Records from a data source
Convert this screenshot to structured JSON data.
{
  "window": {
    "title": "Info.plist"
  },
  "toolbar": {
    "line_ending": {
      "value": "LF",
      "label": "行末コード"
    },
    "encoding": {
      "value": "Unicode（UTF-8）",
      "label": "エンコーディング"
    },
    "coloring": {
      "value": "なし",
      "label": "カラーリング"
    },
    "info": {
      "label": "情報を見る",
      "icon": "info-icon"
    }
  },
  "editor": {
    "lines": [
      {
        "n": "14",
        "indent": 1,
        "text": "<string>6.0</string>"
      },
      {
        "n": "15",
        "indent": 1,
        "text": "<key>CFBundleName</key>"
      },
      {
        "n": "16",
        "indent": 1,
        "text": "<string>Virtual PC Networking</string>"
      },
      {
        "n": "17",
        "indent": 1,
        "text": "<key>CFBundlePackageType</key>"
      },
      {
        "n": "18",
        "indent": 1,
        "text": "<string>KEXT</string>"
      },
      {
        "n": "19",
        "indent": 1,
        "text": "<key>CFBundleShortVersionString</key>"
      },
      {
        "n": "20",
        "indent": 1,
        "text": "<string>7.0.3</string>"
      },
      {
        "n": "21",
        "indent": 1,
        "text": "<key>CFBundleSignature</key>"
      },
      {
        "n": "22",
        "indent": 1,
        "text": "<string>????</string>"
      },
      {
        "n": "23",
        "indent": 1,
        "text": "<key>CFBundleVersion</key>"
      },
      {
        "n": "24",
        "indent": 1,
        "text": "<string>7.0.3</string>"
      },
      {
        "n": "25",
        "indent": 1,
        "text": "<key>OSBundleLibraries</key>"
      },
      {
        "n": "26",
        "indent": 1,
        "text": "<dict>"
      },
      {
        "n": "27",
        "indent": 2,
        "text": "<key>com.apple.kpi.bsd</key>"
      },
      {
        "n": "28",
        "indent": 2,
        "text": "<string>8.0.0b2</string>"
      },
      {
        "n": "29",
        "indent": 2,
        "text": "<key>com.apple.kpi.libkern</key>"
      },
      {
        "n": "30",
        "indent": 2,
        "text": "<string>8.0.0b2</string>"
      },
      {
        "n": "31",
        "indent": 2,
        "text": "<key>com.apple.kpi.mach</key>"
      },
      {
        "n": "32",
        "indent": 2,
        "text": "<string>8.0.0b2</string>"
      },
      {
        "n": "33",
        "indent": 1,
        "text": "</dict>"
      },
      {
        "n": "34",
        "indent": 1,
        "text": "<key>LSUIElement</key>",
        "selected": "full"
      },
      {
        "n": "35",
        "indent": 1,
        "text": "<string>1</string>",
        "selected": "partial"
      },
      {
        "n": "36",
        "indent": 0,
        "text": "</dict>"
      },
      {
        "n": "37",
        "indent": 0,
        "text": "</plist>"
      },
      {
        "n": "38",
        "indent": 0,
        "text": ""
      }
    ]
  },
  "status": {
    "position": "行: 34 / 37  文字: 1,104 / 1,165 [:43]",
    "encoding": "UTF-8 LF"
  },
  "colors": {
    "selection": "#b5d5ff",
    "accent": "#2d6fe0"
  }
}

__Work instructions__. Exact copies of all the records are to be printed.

__Answer space__.
Convert this screenshot to structured JSON data.
{
  "window": {
    "title": "Info.plist"
  },
  "toolbar": {
    "line_ending": {
      "value": "LF",
      "label": "行末コード"
    },
    "encoding": {
      "value": "Unicode（UTF-8）",
      "label": "エンコーディング"
    },
    "coloring": {
      "value": "なし",
      "label": "カラーリング"
    },
    "info": {
      "label": "情報を見る",
      "icon": "info-icon"
    }
  },
  "editor": {
    "lines": [
      {
        "n": "14",
        "indent": 1,
        "text": "<string>6.0</string>"
      },
      {
        "n": "15",
        "indent": 1,
        "text": "<key>CFBundleName</key>"
      },
      {
        "n": "16",
        "indent": 1,
        "text": "<string>Virtual PC Networking</string>"
      },
      {
        "n": "17",
        "indent": 1,
        "text": "<key>CFBundlePackageType</key>"
      },
      {
        "n": "18",
        "indent": 1,
        "text": "<string>KEXT</string>"
      },
      {
        "n": "19",
        "indent": 1,
        "text": "<key>CFBundleShortVersionString</key>"
      },
      {
        "n": "20",
        "indent": 1,
        "text": "<string>7.0.3</string>"
      },
      {
        "n": "21",
        "indent": 1,
        "text": "<key>CFBundleSignature</key>"
      },
      {
        "n": "22",
        "indent": 1,
        "text": "<string>????</string>"
      },
      {
        "n": "23",
        "indent": 1,
        "text": "<key>CFBundleVersion</key>"
      },
      {
        "n": "24",
        "indent": 1,
        "text": "<string>7.0.3</string>"
      },
      {
        "n": "25",
        "indent": 1,
        "text": "<key>OSBundleLibraries</key>"
      },
      {
        "n": "26",
        "indent": 1,
        "text": "<dict>"
      },
      {
        "n": "27",
        "indent": 2,
        "text": "<key>com.apple.kpi.bsd</key>"
      },
      {
        "n": "28",
        "indent": 2,
        "text": "<string>8.0.0b2</string>"
      },
      {
        "n": "29",
        "indent": 2,
        "text": "<key>com.apple.kpi.libkern</key>"
      },
      {
        "n": "30",
        "indent": 2,
        "text": "<string>8.0.0b2</string>"
      },
      {
        "n": "31",
        "indent": 2,
        "text": "<key>com.apple.kpi.mach</key>"
      },
      {
        "n": "32",
        "indent": 2,
        "text": "<string>8.0.0b2</string>"
      },
      {
        "n": "33",
        "indent": 1,
        "text": "</dict>"
      },
      {
        "n": "34",
        "indent": 1,
        "text": "<key>LSUIElement</key>",
        "selected": "full"
      },
      {
        "n": "35",
        "indent": 1,
        "text": "<string>1</string>",
        "selected": "partial"
      },
      {
        "n": "36",
        "indent": 0,
        "text": "</dict>"
      },
      {
        "n": "37",
        "indent": 0,
        "text": "</plist>"
      },
      {
        "n": "38",
        "indent": 0,
        "text": ""
      }
    ]
  },
  "status": {
    "position": "行: 34 / 37  文字: 1,104 / 1,165 [:43]",
    "encoding": "UTF-8 LF"
  },
  "colors": {
    "selection": "#b5d5ff",
    "accent": "#2d6fe0"
  }
}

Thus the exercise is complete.